I indulge her because she is sweet. Panini’s mom says she needs to get used to being on her own. Such is the fate of the second child, she announces. Nonsense. She tolerates much; why push her to her limits?
My head throbs from too little sleep, too much screen time. Maybe dehydration. The desert of the bed, its distance from sustenance. Burbling humidifier. The stink of her neck. (What is that? Bacteria? Harmless or treacherous?) I could lose an arm, holding her like this, the blood cut off to my nerves, limbs limp and damp.
She seems at once knowing and inert. Sometimes on the changing pad she will flail her arms and legs manically, but elsewhere she slumps into stillness, watching with her round, almost coquettishly pretty eyes. Her favorite activities: talking and sucking her hands. And sleeping.

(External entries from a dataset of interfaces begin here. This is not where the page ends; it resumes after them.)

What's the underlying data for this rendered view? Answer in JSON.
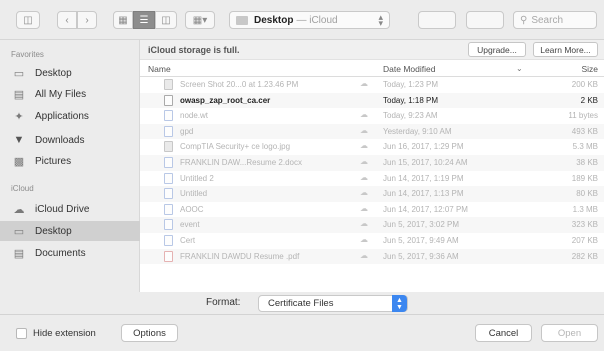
{
  "toolbar": {
    "sidebar_toggle_icon": "sidebar-icon",
    "back_icon": "chevron-left-icon",
    "forward_icon": "chevron-right-icon",
    "view_icons": [
      "icon-view-icon",
      "list-view-icon",
      "column-view-icon",
      "gallery-view-icon"
    ],
    "location": {
      "name": "Desktop",
      "service": "— iCloud"
    },
    "search_placeholder": "Search"
  },
  "sidebar": {
    "favorites_header": "Favorites",
    "favorites": [
      {
        "label": "Desktop",
        "icon": "desktop-icon"
      },
      {
        "label": "All My Files",
        "icon": "all-files-icon"
      },
      {
        "label": "Applications",
        "icon": "applications-icon"
      },
      {
        "label": "Downloads",
        "icon": "downloads-icon"
      },
      {
        "label": "Pictures",
        "icon": "pictures-icon"
      }
    ],
    "icloud_header": "iCloud",
    "icloud": [
      {
        "label": "iCloud Drive",
        "icon": "icloud-icon"
      },
      {
        "label": "Desktop",
        "icon": "desktop-icon",
        "selected": true
      },
      {
        "label": "Documents",
        "icon": "documents-icon"
      }
    ]
  },
  "notice": {
    "text": "iCloud storage is full.",
    "upgrade_label": "Upgrade...",
    "learn_more_label": "Learn More..."
  },
  "columns": {
    "name": "Name",
    "date": "Date Modified",
    "size": "Size"
  },
  "files": [
    {
      "name": "Screen Shot 20...0 at 1.23.46 PM",
      "date": "Today, 1:23 PM",
      "size": "200 KB",
      "enabled": false,
      "kind": "img"
    },
    {
      "name": "owasp_zap_root_ca.cer",
      "date": "Today, 1:18 PM",
      "size": "2 KB",
      "enabled": true,
      "kind": "cert"
    },
    {
      "name": "node.wt",
      "date": "Today, 9:23 AM",
      "size": "11 bytes",
      "enabled": false,
      "kind": "doc"
    },
    {
      "name": "gpd",
      "date": "Yesterday, 9:10 AM",
      "size": "493 KB",
      "enabled": false,
      "kind": "doc"
    },
    {
      "name": "CompTIA Security+ ce logo.jpg",
      "date": "Jun 16, 2017, 1:29 PM",
      "size": "5.3 MB",
      "enabled": false,
      "kind": "img"
    },
    {
      "name": "FRANKLIN DAW...Resume 2.docx",
      "date": "Jun 15, 2017, 10:24 AM",
      "size": "38 KB",
      "enabled": false,
      "kind": "doc"
    },
    {
      "name": "Untitled 2",
      "date": "Jun 14, 2017, 1:19 PM",
      "size": "189 KB",
      "enabled": false,
      "kind": "doc"
    },
    {
      "name": "Untitled",
      "date": "Jun 14, 2017, 1:13 PM",
      "size": "80 KB",
      "enabled": false,
      "kind": "doc"
    },
    {
      "name": "AOOC",
      "date": "Jun 14, 2017, 12:07 PM",
      "size": "1.3 MB",
      "enabled": false,
      "kind": "doc"
    },
    {
      "name": "event",
      "date": "Jun 5, 2017, 3:02 PM",
      "size": "323 KB",
      "enabled": false,
      "kind": "doc"
    },
    {
      "name": "Cert",
      "date": "Jun 5, 2017, 9:49 AM",
      "size": "207 KB",
      "enabled": false,
      "kind": "doc"
    },
    {
      "name": "FRANKLIN DAWDU Resume .pdf",
      "date": "Jun 5, 2017, 9:36 AM",
      "size": "282 KB",
      "enabled": false,
      "kind": "pdf"
    }
  ],
  "format": {
    "label": "Format:",
    "value": "Certificate Files"
  },
  "bottom": {
    "hide_extension_label": "Hide extension",
    "options_label": "Options",
    "cancel_label": "Cancel",
    "open_label": "Open"
  }
}
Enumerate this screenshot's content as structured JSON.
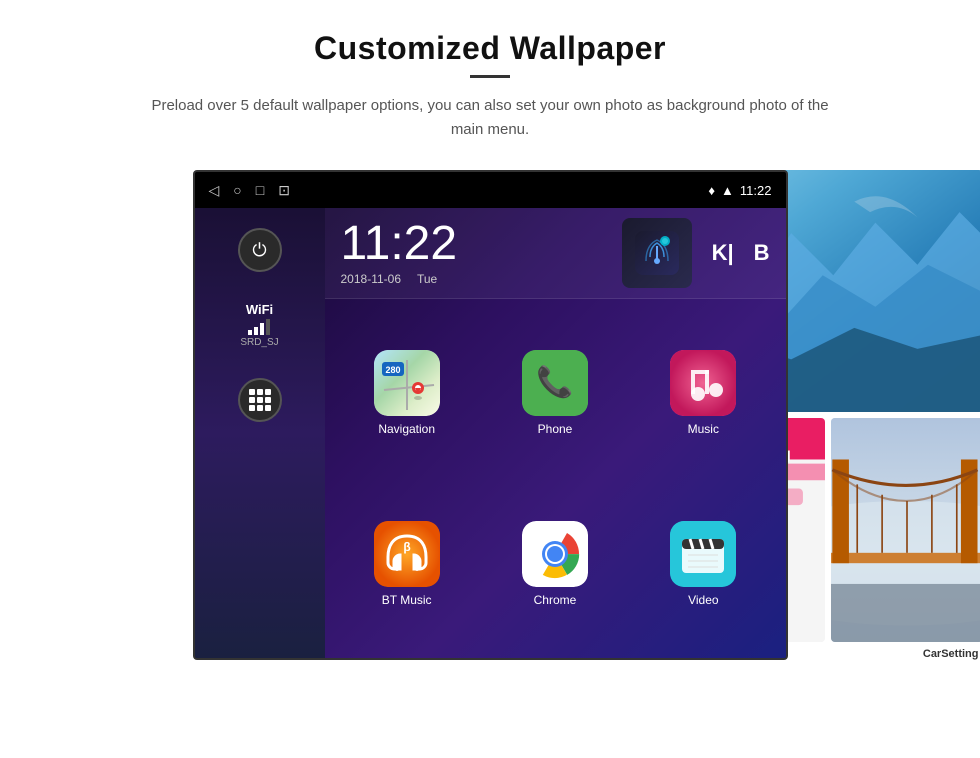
{
  "header": {
    "title": "Customized Wallpaper",
    "subtitle": "Preload over 5 default wallpaper options, you can also set your own photo as background photo of the main menu."
  },
  "statusBar": {
    "time": "11:22",
    "icons": {
      "back": "◁",
      "home": "○",
      "recents": "□",
      "screenshot": "⊡"
    }
  },
  "timeWidget": {
    "clock": "11:22",
    "date": "2018-11-06",
    "day": "Tue"
  },
  "wifi": {
    "label": "WiFi",
    "ssid": "SRD_SJ"
  },
  "apps": [
    {
      "name": "Navigation",
      "icon": "maps"
    },
    {
      "name": "Phone",
      "icon": "phone"
    },
    {
      "name": "Music",
      "icon": "music"
    },
    {
      "name": "BT Music",
      "icon": "bt"
    },
    {
      "name": "Chrome",
      "icon": "chrome"
    },
    {
      "name": "Video",
      "icon": "video"
    }
  ],
  "wallpapers": [
    {
      "name": "CarSetting",
      "type": "carsetting"
    }
  ]
}
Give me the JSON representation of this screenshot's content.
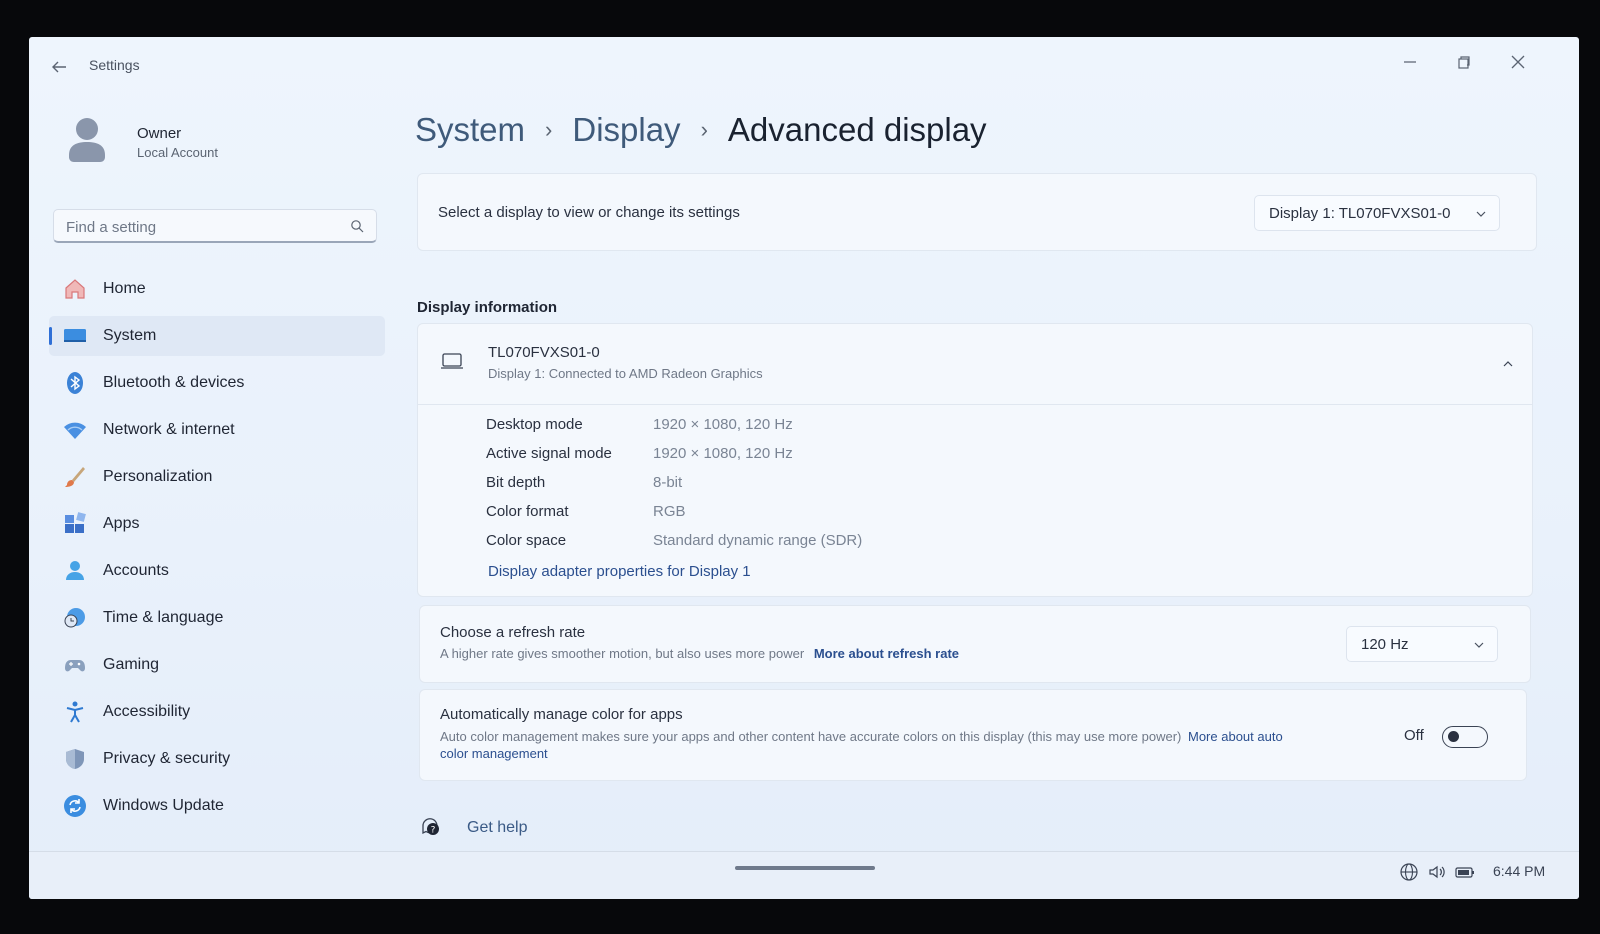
{
  "window": {
    "app_title": "Settings"
  },
  "profile": {
    "name": "Owner",
    "account_type": "Local Account"
  },
  "search": {
    "placeholder": "Find a setting"
  },
  "nav": {
    "items": [
      {
        "label": "Home",
        "icon": "home-icon"
      },
      {
        "label": "System",
        "icon": "system-icon",
        "selected": true
      },
      {
        "label": "Bluetooth & devices",
        "icon": "bluetooth-icon"
      },
      {
        "label": "Network & internet",
        "icon": "wifi-icon"
      },
      {
        "label": "Personalization",
        "icon": "brush-icon"
      },
      {
        "label": "Apps",
        "icon": "apps-icon"
      },
      {
        "label": "Accounts",
        "icon": "person-icon"
      },
      {
        "label": "Time & language",
        "icon": "globe-clock-icon"
      },
      {
        "label": "Gaming",
        "icon": "gamepad-icon"
      },
      {
        "label": "Accessibility",
        "icon": "accessibility-icon"
      },
      {
        "label": "Privacy & security",
        "icon": "shield-icon"
      },
      {
        "label": "Windows Update",
        "icon": "update-icon"
      }
    ]
  },
  "breadcrumb": {
    "level1": "System",
    "level2": "Display",
    "current": "Advanced display"
  },
  "display_select": {
    "label": "Select a display to view or change its settings",
    "selected": "Display 1: TL070FVXS01-0"
  },
  "display_info": {
    "section_title": "Display information",
    "device_name": "TL070FVXS01-0",
    "device_sub": "Display 1: Connected to AMD Radeon Graphics",
    "rows": [
      {
        "label": "Desktop mode",
        "value": "1920 × 1080, 120 Hz"
      },
      {
        "label": "Active signal mode",
        "value": "1920 × 1080, 120 Hz"
      },
      {
        "label": "Bit depth",
        "value": "8-bit"
      },
      {
        "label": "Color format",
        "value": "RGB"
      },
      {
        "label": "Color space",
        "value": "Standard dynamic range (SDR)"
      }
    ],
    "adapter_link": "Display adapter properties for Display 1"
  },
  "refresh_rate": {
    "title": "Choose a refresh rate",
    "description": "A higher rate gives smoother motion, but also uses more power",
    "link": "More about refresh rate",
    "selected": "120 Hz"
  },
  "auto_color": {
    "title": "Automatically manage color for apps",
    "description_line1": "Auto color management makes sure your apps and other content have accurate colors on this display (this may use more power)",
    "link_line1": "More about auto",
    "link_line2": "color management",
    "state_label": "Off",
    "enabled": false
  },
  "help": {
    "label": "Get help"
  },
  "taskbar": {
    "time": "6:44 PM"
  }
}
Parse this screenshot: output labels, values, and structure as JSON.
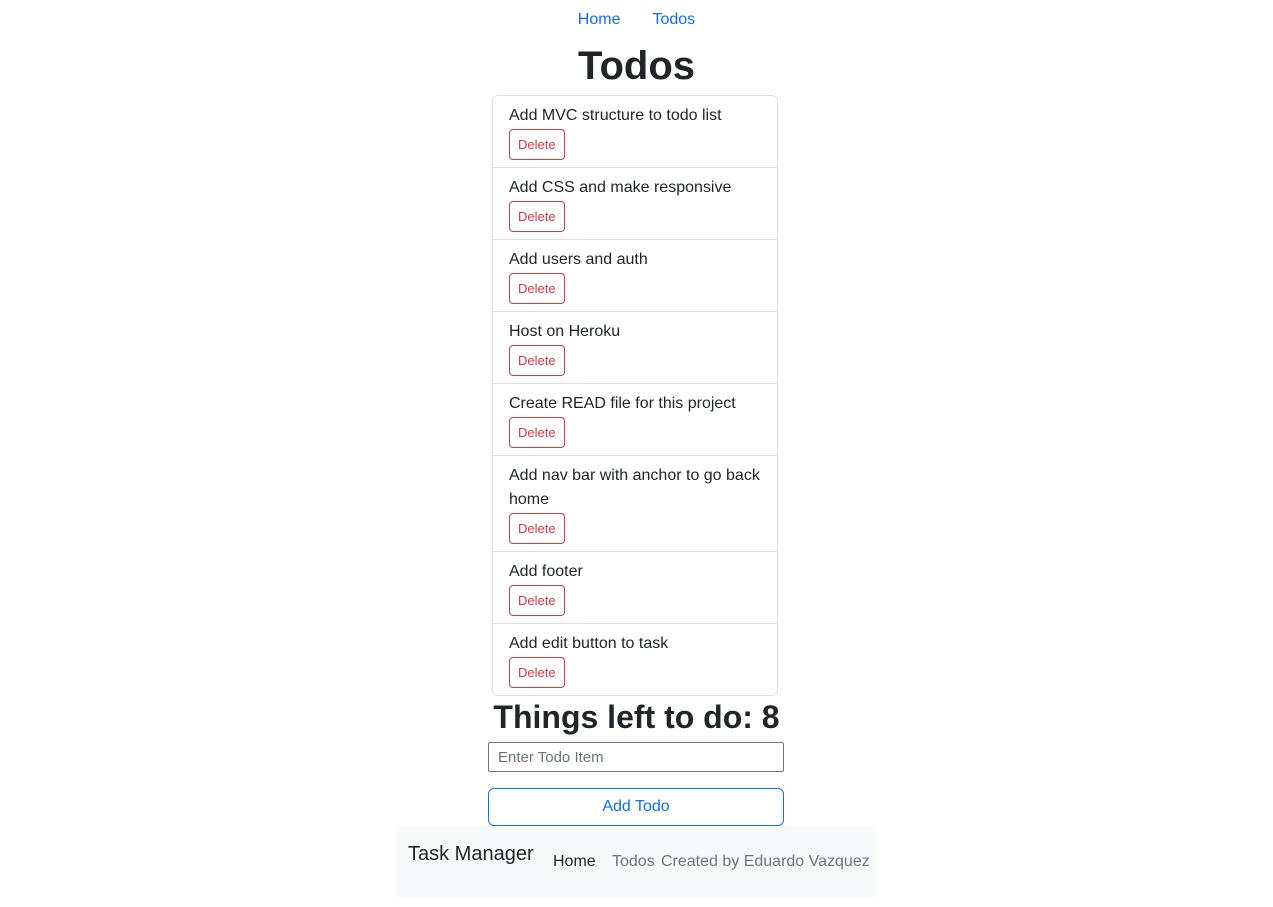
{
  "nav": {
    "home_label": "Home",
    "todos_label": "Todos"
  },
  "page": {
    "title": "Todos"
  },
  "todos": [
    {
      "text": "Add MVC structure to todo list",
      "delete_label": "Delete"
    },
    {
      "text": "Add CSS and make responsive",
      "delete_label": "Delete"
    },
    {
      "text": "Add users and auth",
      "delete_label": "Delete"
    },
    {
      "text": "Host on Heroku",
      "delete_label": "Delete"
    },
    {
      "text": "Create READ file for this project",
      "delete_label": "Delete"
    },
    {
      "text": "Add nav bar with anchor to go back home",
      "delete_label": "Delete"
    },
    {
      "text": "Add footer",
      "delete_label": "Delete"
    },
    {
      "text": "Add edit button to task",
      "delete_label": "Delete"
    }
  ],
  "summary": {
    "left_text": "Things left to do: 8"
  },
  "form": {
    "input_value": "",
    "input_placeholder": "Enter Todo Item",
    "add_label": "Add Todo"
  },
  "footer": {
    "brand": "Task Manager",
    "home_label": "Home",
    "todos_label": "Todos",
    "credit": "Created by Eduardo Vazquez"
  },
  "colors": {
    "link": "#0d6efd",
    "danger": "#dc3545",
    "footer_bg": "#f8f9fa",
    "muted": "#6c757d"
  }
}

She laughed for the first time the day before yesterday. Panini’s mom had been handing Teenie puffs to eat. “How many puffs?” she had asked. “One puff. Two puffs.” And then that surprising, low chuckle. I was holding her facing out, couldn’t verify except through questioning that the sound was indeed a laugh. She repeated again for Ami but only looked at me curiously when I brought her to the mirror for an encore.
Now she naps on me, knocked out by her meal. But her sleep is uneasy, interrupted by little movements, her chin tucking in, a flutter of the eyelids.
She slept poorly last night. I slept poorly last night. Now my eyelids fight me to close themselves. I can’t sleep. I have to hold her so she can sleep because I’m taking her to the doctor later to have a look at her ear. The bloody one. But the other ear is not so good either, what with the yellow crusties. Both have an odor of infection. Her neck, too, but that’s beginning to look better.
Children bring so much worry. Why worry? If I don’t worry, maybe she will die, like that child who kept crying because he was trying to nurse from his mother’s breasts but she wasn’t producing any milk and who eventually starved. It only took three days. Is the second one easier? Are you more relaxed? they ask. No. She is easier because she is easier. Not because I’ve relaxed. When she is awake she seems agitated, as if she is trying to claw her ears right off her head. In the morning she had blood on her swaddle sack, despite having her arms pinned all night. Except for when I changed her diaper. That might have been when it happened. Poor dear. She suffers.
It feels so sweet to close my eyes, even for a moment. But, no, vigilance. I have to plan. In half an hour or so I need to leave. How to minimize awake time, and crying? The little wheels in my head plot. The little wheels ground to a halt. So tired.